In 1943, David Davis of Bell Laboratories coined the term acronym as the name for a word created from the first letters of each word in a series of words (such as SCUBA, which stands for self-contained underwater breathing apparatus). Since then, generation after generation has created more and more acronyms, causing more confusion than clarity if you ask me.

IRA could be something you put money into for retirement, or it could be a group of rowdy Irish revolutionaries. IOU stands for I owe you, so in actuality it should be IOY. IEEE could stand for Institute of Electrical and Electronics Engineers or it could be the sound a hyena makes.

See how confusing it can be? And really, if there’s any truth to evolution, shouldn’t we be getting better at communicating more effectively? Instead, this upcoming generation is adding to the problem with texting acronyms. Thankfully we have a 18-year-old son and 11-year-old daughter to help us navigate our way through the labyrinth of LOLs, TTFNs and BCs or I fear we’d be TL (totally lost).
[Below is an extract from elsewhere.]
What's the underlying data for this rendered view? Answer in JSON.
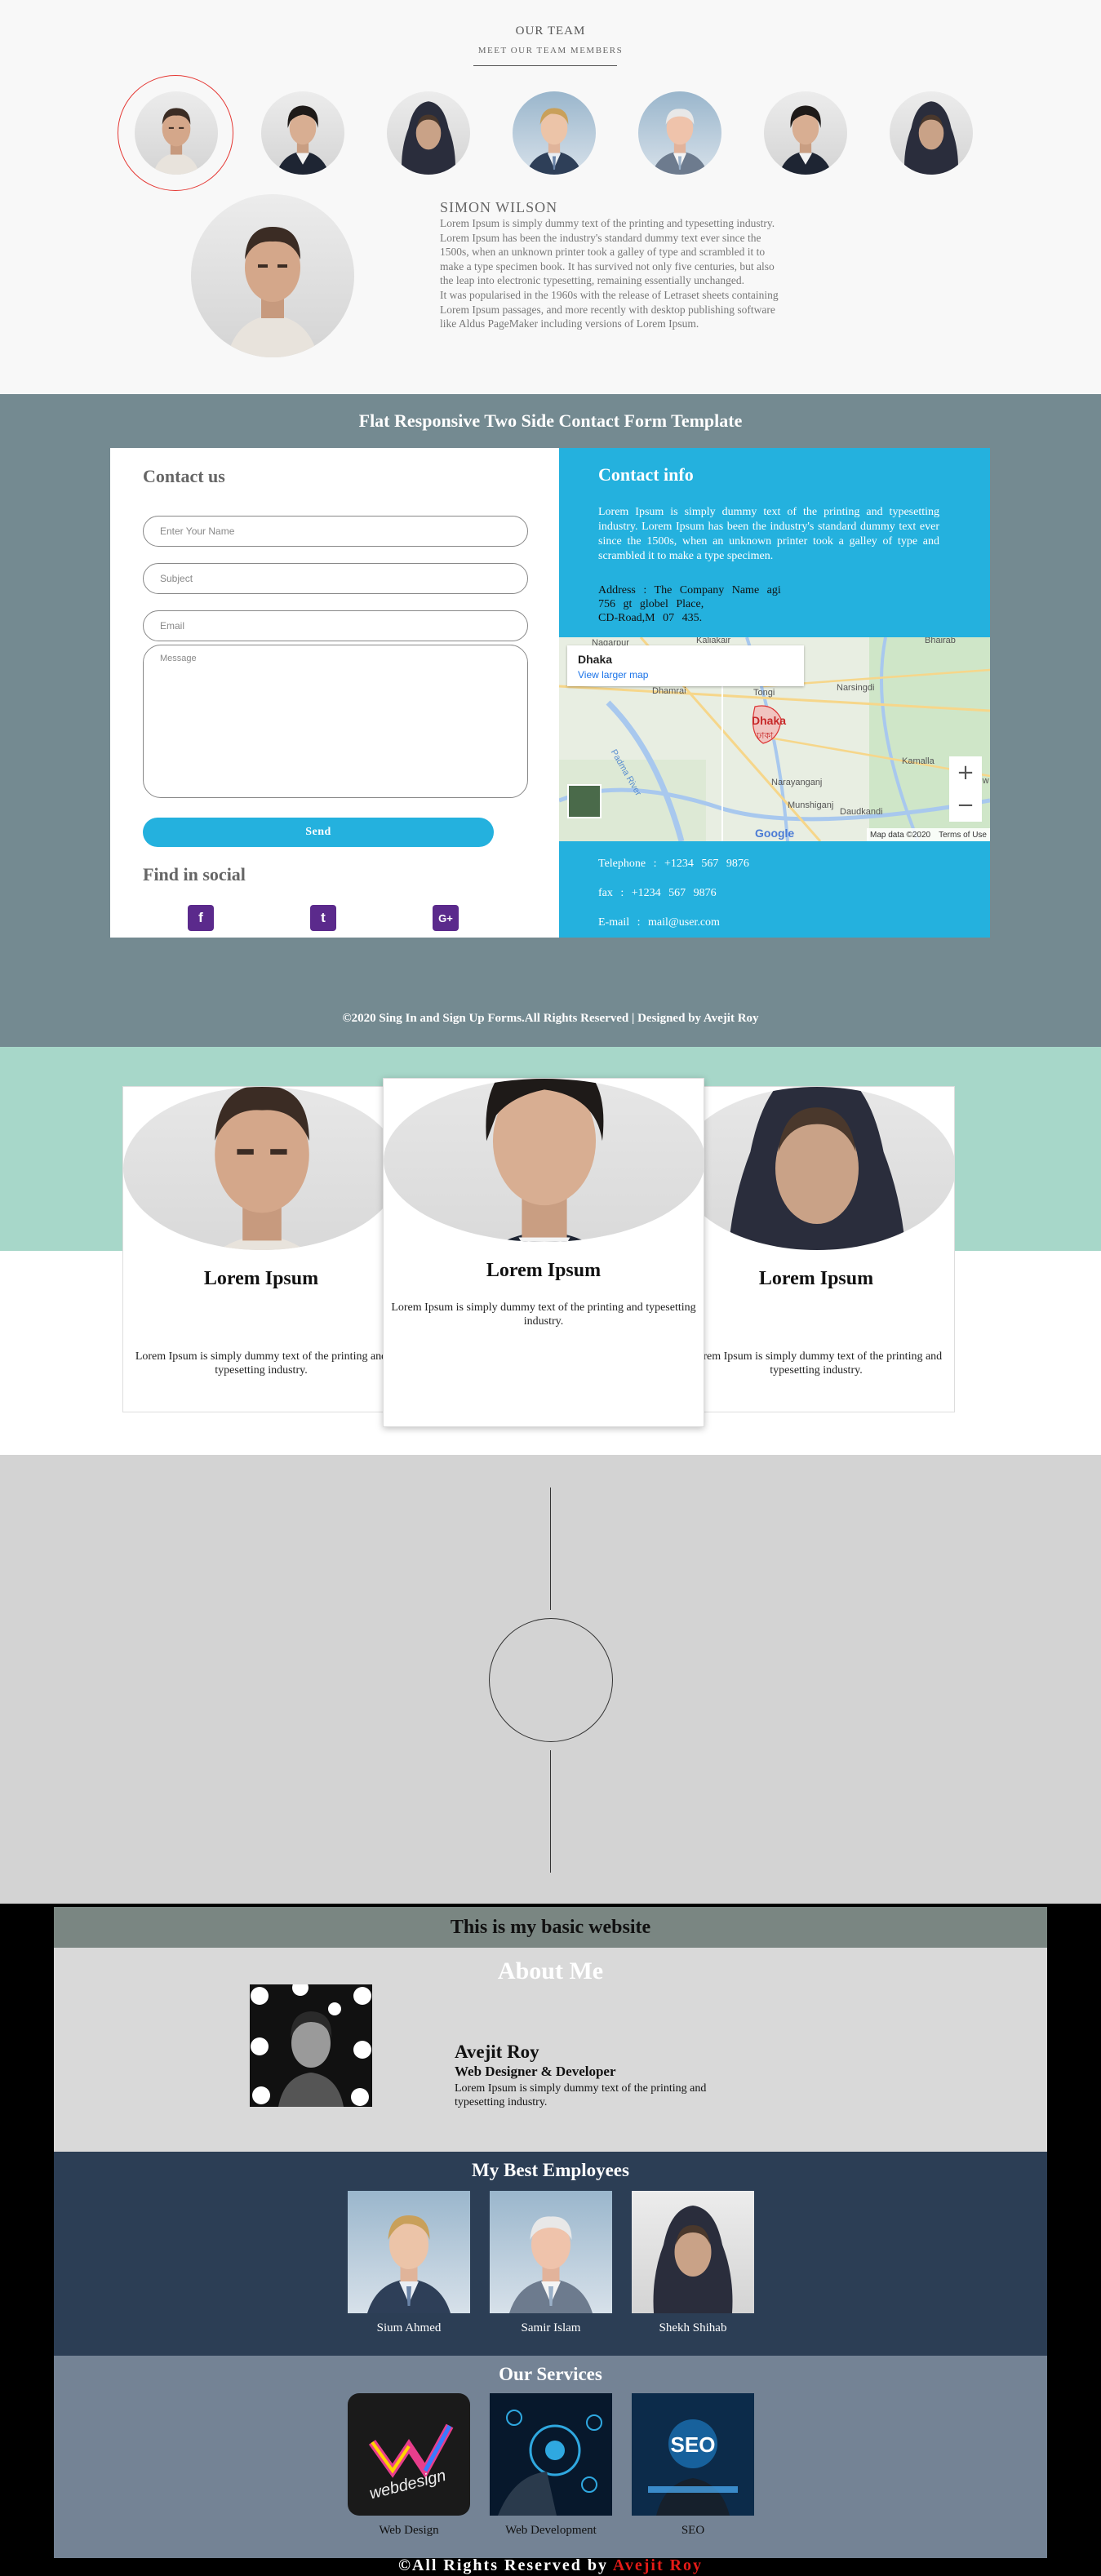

I got an email the other day that had CYA in the text and it stopped me in my tracks. What does CYA mean? Can you ask? Can Yosef act? Cathy’s yelling again? (Because I know Cathy, and she does have a tendency to yell, but I digress…)

I feel like each year I understand less and less, setting me up to make disastrous mistakes in communicating to the younger set. And I know I’m not alone.

My sister Peg is in the same boat. She is a high school English teacher in Ohio and she’s one of the coolest people I know. Of course she’s a hippie, but in the best sense of the word (meaning she showers regularly but still wears Patchouli and cool clothes). All that to say she’s a pretty hip teacher, with her finger firmly placed on the pulse of teenage culture. So when she was talking to her class about some surprise and told them to “keep it on the LD” she wondered why they all started laughing. “Mrs. G---,” a student said, “I think what you’re trying to say is ‘keep it on the DL – down low.’”

Another teacher came to Peg wondering why students were sprinkling “101” in various places throughout their written work. It took them a while to figure out that students were actually interjecting “LOL,” which stands for laugh out loud.

If this is happening to people my age, I can only imagine what happens to our parents’ generation. One person shared that her aunt thinks that the aforementioned LOL means “lots of love,” so she’s been sending notes, cards and messages that are wildly inappropriate, unbeknownst to her. Think of the disastrous results that can occur from not knowing that LOL means “laugh out loud.”

• “It’s your birthday. You don’t look a day over 40! LOL!”
• “So sorry to hear of your loss. LOL.”
• “Happy anniversary. I don’t know a couple that seems better made for each other. LOL!”
• “Your baby is adorable. LOL!”

See what I mean? It’s important to nail this down.

So let’s KISS (keep it simple, Sherlock) and stop with the acronyms already. Say what you mean, even if it takes a few more seconds out of your day. It’s not like we’re in such a hurry that we don’t have time to complete our sentences with good old-fashioned words. Besides, it’s the LYCD (least you can do).

Eileen Burmeister is a Winchester-based freelance writer. She CBR at burmeistereileen@gmail.com or you can FHOT at EBurmeister.